▶ _ACTIVITY_: Take every line from the entries below that includes the word "piłkarzem" and copy it.

Interface dataset entries
^^^^^^^^

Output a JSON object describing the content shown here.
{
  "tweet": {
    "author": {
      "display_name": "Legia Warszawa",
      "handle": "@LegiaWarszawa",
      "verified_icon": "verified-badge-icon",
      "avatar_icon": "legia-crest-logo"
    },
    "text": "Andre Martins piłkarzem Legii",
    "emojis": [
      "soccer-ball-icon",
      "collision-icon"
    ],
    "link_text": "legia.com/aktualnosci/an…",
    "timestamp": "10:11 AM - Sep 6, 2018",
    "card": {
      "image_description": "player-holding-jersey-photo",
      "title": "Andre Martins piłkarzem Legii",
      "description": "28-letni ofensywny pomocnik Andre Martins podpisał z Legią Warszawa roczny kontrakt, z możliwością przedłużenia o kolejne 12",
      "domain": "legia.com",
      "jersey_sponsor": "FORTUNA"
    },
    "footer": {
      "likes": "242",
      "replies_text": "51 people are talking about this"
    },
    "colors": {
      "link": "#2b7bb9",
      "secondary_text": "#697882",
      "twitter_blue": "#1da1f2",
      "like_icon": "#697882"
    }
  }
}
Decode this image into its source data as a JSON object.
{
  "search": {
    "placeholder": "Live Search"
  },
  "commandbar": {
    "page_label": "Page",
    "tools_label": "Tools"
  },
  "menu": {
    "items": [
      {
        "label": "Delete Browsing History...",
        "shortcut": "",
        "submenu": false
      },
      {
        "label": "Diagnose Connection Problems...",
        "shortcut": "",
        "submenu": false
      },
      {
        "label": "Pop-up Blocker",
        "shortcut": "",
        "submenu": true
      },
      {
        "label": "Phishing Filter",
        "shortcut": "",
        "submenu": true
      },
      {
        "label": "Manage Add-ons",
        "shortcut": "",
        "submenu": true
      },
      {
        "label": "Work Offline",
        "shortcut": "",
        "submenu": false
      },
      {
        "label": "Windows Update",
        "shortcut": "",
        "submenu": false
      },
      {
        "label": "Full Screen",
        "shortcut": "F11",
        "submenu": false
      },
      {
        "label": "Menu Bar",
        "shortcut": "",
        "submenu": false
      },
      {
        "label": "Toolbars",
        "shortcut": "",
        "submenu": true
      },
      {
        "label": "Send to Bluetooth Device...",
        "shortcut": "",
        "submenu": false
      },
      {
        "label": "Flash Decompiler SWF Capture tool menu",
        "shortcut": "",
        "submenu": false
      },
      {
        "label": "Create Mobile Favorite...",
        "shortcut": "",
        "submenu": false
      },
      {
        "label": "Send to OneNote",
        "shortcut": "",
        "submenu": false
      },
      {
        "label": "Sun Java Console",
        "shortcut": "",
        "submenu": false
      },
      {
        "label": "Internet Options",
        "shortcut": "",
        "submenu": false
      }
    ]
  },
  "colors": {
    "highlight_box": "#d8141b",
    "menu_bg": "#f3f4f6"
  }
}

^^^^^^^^

▶ _WRITTEN ANSWER_:
    "text": "Andre Martins piłkarzem Legii",
      "title": "Andre Martins piłkarzem Legii",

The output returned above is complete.